Post by Mandrake »

xantia_v6 wrote:re the rpm dropping after coming to a halt, R252DVC would do that occasionally, after a 2 hour non-stop run at 90 MPH it even stalled, so this might be a quirk of the auto-adaptive idle speed control (my current V6 does not have this behaviour).
Back in March when it was cold I did have mine stall a few times soon after starting due to the revs falling too low and not quite recovering, then through the summer it stopped doing it completely for many months.

Can you elaborate a bit on the "auto-adaptive idle speed control", is this a feature of the engine ECU or the gearbox or a bit of both ?
If you could remove the oxygen sensor from the pipe, I imagine that a blocked exhaust would become evident through the release of pressure?

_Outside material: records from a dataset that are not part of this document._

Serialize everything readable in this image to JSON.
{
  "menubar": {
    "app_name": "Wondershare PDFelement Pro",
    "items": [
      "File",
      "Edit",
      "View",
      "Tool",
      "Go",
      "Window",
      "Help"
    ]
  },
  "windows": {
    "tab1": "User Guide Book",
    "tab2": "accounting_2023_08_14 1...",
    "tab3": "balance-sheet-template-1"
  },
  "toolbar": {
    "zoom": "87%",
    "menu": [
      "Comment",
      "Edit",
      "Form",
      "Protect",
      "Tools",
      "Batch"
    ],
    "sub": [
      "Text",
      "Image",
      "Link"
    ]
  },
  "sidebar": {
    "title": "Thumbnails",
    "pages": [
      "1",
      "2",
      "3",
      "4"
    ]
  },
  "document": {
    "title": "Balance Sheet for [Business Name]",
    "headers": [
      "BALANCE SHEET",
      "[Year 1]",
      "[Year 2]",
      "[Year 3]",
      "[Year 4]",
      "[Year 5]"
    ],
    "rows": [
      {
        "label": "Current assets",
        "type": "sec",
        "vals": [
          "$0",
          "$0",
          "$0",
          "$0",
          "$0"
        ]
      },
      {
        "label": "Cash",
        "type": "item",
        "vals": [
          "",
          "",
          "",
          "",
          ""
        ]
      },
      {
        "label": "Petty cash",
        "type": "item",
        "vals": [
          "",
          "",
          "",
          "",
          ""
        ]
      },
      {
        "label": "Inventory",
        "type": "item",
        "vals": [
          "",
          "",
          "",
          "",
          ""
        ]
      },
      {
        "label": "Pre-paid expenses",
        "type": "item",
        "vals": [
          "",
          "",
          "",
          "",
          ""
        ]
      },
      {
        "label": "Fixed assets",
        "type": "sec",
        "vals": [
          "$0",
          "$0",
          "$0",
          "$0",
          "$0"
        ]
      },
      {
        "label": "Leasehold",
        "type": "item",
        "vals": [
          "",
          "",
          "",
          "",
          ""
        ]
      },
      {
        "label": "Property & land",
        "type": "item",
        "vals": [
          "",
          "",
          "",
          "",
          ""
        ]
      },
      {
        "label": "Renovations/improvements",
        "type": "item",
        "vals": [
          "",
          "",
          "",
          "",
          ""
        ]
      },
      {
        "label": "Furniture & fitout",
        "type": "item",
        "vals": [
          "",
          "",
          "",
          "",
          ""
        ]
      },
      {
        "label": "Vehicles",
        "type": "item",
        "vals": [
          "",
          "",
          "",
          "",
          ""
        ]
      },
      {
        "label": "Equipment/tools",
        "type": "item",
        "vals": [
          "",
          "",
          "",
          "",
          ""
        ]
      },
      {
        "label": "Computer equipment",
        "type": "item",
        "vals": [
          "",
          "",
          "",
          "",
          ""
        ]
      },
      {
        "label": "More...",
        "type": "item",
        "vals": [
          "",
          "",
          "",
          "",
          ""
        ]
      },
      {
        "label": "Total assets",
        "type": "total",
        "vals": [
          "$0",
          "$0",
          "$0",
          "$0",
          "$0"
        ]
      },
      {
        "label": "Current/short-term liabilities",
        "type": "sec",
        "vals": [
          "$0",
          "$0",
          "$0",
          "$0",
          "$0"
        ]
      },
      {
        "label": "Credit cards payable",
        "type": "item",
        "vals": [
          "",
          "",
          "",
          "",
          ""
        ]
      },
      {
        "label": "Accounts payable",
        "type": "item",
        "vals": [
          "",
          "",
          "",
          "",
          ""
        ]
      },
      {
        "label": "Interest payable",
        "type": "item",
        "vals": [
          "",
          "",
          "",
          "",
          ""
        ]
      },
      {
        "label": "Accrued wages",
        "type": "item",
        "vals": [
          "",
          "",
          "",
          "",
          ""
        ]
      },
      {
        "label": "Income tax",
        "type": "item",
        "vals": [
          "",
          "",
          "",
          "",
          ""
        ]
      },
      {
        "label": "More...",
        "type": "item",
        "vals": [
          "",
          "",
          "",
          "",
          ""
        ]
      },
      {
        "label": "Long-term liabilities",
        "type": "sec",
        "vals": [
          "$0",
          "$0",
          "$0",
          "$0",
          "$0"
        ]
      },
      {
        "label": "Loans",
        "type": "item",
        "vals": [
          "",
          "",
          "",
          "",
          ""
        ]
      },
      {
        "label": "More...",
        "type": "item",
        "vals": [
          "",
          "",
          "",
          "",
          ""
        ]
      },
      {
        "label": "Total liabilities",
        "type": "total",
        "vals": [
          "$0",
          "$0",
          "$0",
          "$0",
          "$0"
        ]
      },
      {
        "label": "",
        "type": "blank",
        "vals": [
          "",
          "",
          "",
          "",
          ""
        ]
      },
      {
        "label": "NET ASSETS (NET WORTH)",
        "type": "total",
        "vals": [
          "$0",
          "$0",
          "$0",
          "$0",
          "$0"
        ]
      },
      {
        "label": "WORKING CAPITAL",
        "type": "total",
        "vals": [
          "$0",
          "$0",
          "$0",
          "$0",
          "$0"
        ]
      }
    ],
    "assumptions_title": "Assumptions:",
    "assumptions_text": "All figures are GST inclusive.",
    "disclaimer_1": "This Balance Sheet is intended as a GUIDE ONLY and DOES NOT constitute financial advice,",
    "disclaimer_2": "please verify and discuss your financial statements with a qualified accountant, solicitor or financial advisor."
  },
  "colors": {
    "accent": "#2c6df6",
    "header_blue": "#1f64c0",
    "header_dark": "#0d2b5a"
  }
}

I would imagine so, however without another to compare it against, I wouldn't know how much pressure through the hole would be normal...